Exercise directions:
Please find the lines in the following records that hold "this", and copy them.

Supplied data:
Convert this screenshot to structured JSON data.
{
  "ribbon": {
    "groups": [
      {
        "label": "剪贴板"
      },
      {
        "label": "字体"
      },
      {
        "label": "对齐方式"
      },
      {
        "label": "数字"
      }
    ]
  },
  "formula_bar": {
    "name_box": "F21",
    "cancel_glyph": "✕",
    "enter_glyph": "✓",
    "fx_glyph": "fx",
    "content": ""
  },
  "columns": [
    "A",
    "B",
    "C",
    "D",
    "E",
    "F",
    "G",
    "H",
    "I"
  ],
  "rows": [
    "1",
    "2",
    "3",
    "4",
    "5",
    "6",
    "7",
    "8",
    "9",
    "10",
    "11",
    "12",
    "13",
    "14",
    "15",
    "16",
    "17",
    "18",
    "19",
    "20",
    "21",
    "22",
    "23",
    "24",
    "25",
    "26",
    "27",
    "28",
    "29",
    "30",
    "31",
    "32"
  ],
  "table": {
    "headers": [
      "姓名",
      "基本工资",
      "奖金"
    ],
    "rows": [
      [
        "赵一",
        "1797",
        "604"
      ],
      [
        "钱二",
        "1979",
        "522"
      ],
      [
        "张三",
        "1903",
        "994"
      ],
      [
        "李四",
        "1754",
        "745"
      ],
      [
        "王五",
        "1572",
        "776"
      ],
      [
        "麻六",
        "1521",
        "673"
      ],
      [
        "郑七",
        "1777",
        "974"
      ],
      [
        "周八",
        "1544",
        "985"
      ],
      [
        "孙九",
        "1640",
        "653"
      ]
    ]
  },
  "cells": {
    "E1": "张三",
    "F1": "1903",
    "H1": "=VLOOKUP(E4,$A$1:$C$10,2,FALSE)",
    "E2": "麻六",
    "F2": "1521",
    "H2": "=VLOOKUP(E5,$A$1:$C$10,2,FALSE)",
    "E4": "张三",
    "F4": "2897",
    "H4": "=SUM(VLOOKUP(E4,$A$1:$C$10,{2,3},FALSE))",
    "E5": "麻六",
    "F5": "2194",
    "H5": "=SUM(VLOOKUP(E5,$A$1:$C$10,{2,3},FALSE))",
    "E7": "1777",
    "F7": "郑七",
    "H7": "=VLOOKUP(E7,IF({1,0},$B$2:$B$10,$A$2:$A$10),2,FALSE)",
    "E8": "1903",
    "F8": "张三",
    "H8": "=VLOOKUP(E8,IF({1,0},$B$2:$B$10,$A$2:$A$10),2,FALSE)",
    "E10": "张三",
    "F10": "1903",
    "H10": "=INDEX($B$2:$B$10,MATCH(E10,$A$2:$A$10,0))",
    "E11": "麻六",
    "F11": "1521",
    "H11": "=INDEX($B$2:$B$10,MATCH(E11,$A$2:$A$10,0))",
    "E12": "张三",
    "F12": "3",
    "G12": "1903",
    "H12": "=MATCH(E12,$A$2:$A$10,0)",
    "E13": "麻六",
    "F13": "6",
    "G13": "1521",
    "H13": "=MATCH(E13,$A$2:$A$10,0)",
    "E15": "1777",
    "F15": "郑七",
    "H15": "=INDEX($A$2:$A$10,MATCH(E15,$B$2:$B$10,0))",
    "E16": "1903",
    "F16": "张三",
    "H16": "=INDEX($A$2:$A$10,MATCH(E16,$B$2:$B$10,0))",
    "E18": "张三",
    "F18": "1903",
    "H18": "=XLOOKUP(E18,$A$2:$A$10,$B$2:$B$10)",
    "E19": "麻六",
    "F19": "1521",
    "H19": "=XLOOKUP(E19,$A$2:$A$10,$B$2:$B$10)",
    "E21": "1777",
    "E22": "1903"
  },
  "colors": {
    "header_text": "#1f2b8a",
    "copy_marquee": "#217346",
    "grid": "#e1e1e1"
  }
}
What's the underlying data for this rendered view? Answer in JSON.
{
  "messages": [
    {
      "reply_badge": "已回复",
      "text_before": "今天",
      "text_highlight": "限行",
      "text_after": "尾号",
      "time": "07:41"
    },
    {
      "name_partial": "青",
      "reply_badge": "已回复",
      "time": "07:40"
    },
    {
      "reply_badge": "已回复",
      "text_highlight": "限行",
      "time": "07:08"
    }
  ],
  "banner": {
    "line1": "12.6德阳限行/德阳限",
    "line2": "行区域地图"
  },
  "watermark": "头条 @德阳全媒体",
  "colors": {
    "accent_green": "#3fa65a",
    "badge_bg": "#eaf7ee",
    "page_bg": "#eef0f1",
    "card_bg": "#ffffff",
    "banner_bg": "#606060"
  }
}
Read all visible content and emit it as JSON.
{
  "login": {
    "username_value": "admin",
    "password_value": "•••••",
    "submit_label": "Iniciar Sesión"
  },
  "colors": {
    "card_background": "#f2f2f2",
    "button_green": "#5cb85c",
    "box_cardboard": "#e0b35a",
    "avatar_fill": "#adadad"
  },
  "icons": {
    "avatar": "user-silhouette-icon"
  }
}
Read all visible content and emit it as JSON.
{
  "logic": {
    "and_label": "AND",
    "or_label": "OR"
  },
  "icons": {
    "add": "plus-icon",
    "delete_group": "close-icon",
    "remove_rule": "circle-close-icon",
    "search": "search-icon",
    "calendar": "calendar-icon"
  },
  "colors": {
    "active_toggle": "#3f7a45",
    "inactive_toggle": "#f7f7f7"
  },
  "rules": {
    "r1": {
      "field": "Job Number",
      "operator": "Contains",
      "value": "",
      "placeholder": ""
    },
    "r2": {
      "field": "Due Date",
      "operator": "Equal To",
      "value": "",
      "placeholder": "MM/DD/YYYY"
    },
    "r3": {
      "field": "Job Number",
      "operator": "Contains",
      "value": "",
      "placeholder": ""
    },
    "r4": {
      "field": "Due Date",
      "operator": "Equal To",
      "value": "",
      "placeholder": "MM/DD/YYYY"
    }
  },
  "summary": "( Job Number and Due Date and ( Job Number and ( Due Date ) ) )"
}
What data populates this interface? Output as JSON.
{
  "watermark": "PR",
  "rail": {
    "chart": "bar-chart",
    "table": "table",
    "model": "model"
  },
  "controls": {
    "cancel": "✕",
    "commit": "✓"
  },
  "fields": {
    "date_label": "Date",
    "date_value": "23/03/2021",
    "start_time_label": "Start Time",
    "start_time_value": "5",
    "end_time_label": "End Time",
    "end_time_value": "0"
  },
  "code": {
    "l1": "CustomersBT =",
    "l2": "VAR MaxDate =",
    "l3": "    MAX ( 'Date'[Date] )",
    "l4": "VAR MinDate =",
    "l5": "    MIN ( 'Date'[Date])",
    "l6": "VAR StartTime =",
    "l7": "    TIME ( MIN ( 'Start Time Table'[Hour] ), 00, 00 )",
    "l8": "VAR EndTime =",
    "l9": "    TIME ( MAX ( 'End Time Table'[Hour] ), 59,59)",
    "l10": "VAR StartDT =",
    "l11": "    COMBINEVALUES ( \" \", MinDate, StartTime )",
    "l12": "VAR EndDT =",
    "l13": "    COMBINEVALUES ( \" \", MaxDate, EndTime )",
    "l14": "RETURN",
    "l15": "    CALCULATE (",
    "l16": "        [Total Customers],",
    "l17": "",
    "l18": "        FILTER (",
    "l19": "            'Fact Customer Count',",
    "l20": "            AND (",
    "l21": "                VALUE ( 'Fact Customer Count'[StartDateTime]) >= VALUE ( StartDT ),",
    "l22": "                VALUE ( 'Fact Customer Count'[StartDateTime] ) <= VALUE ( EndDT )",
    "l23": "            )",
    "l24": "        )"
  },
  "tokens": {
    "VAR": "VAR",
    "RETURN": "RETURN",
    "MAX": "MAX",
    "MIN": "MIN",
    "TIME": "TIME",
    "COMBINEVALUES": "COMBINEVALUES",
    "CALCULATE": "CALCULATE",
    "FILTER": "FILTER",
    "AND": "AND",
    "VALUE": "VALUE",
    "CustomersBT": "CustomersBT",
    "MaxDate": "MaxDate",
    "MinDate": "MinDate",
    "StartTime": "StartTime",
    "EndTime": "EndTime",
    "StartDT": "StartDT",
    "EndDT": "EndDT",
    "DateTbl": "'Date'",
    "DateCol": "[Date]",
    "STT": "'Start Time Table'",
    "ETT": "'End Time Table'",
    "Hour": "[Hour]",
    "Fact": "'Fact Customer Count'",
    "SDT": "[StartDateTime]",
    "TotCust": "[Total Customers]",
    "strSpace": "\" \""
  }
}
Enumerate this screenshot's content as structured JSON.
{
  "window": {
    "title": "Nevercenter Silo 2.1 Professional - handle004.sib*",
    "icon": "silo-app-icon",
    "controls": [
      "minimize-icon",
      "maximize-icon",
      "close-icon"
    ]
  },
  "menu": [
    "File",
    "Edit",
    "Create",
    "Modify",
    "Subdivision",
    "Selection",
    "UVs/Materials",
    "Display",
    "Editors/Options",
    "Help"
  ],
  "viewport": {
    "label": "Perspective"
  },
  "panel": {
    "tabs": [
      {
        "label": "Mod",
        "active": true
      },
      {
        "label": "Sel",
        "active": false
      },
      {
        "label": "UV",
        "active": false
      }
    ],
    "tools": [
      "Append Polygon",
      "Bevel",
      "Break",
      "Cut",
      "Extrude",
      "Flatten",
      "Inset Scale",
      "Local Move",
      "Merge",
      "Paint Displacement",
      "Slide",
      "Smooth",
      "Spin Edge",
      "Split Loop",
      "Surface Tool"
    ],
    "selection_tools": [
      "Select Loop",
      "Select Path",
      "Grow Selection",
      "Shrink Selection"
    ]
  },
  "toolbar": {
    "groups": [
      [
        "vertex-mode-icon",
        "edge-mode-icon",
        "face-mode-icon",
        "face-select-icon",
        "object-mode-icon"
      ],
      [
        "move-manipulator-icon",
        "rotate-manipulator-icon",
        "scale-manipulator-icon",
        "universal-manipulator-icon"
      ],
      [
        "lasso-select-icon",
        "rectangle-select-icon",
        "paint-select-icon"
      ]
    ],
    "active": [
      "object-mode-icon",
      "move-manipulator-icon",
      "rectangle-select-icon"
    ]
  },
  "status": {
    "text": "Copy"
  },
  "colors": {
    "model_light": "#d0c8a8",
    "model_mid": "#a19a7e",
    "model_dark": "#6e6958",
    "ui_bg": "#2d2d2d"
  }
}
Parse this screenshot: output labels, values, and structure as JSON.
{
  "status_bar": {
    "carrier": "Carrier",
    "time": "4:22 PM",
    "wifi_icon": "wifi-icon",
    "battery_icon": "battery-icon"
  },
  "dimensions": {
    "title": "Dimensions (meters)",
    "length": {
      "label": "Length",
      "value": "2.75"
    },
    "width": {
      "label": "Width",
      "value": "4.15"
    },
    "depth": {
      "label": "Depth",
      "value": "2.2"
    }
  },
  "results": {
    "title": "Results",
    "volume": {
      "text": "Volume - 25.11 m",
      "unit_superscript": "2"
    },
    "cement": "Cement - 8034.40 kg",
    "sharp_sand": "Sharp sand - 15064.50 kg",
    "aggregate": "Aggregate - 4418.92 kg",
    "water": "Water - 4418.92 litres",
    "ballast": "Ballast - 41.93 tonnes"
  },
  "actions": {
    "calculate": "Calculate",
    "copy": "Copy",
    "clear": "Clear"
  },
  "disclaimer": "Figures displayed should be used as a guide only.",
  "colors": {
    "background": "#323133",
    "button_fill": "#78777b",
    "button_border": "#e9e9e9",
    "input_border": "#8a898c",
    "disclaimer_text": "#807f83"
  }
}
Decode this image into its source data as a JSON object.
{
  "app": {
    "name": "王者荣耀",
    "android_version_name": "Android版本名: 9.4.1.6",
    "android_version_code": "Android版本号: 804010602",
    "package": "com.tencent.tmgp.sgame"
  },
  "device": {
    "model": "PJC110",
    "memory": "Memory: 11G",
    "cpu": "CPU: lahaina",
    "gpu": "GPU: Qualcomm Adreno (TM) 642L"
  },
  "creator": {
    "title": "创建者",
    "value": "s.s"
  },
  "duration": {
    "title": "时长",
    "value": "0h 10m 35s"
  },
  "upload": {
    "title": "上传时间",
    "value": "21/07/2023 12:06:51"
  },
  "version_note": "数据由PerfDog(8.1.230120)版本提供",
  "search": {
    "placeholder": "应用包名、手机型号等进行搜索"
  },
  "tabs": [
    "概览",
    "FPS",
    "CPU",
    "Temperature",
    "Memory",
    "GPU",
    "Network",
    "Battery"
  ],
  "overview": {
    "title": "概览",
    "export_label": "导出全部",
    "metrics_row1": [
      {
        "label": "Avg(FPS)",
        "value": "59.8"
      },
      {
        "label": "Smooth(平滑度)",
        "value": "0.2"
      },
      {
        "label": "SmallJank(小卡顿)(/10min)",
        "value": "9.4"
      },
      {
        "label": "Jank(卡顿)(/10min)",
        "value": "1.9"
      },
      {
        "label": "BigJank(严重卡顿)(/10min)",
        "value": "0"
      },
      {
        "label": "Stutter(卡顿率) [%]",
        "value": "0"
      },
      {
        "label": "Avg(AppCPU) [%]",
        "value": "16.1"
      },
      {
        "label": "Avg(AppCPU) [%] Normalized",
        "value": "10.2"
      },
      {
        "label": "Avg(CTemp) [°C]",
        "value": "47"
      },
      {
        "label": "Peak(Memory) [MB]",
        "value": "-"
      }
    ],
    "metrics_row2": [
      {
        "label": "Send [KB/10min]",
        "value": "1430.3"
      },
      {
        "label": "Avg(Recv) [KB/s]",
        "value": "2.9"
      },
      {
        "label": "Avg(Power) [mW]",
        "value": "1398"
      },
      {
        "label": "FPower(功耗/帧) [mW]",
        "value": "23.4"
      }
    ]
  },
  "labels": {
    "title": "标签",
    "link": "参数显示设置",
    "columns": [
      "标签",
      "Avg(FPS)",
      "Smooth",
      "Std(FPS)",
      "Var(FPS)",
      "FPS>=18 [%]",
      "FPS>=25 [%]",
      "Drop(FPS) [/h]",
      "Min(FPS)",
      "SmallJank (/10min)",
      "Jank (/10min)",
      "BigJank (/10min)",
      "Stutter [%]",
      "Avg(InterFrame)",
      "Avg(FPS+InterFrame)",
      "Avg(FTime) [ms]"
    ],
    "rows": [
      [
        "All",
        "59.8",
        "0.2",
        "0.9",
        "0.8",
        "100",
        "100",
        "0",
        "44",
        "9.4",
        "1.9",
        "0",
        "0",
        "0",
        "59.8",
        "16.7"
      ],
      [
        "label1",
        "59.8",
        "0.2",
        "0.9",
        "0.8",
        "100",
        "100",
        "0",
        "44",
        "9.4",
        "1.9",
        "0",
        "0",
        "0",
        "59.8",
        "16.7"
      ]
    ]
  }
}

Response below:
Convert this screenshot to structured JSON data.
What's the underlying data for this rendered view? Answer in JSON.
What data populates this interface? Output as JSON.
Enumerate this screenshot's content as structured JSON.
Parse this screenshot: output labels, values, and structure as JSON.
Decode this image into its source data as a JSON object.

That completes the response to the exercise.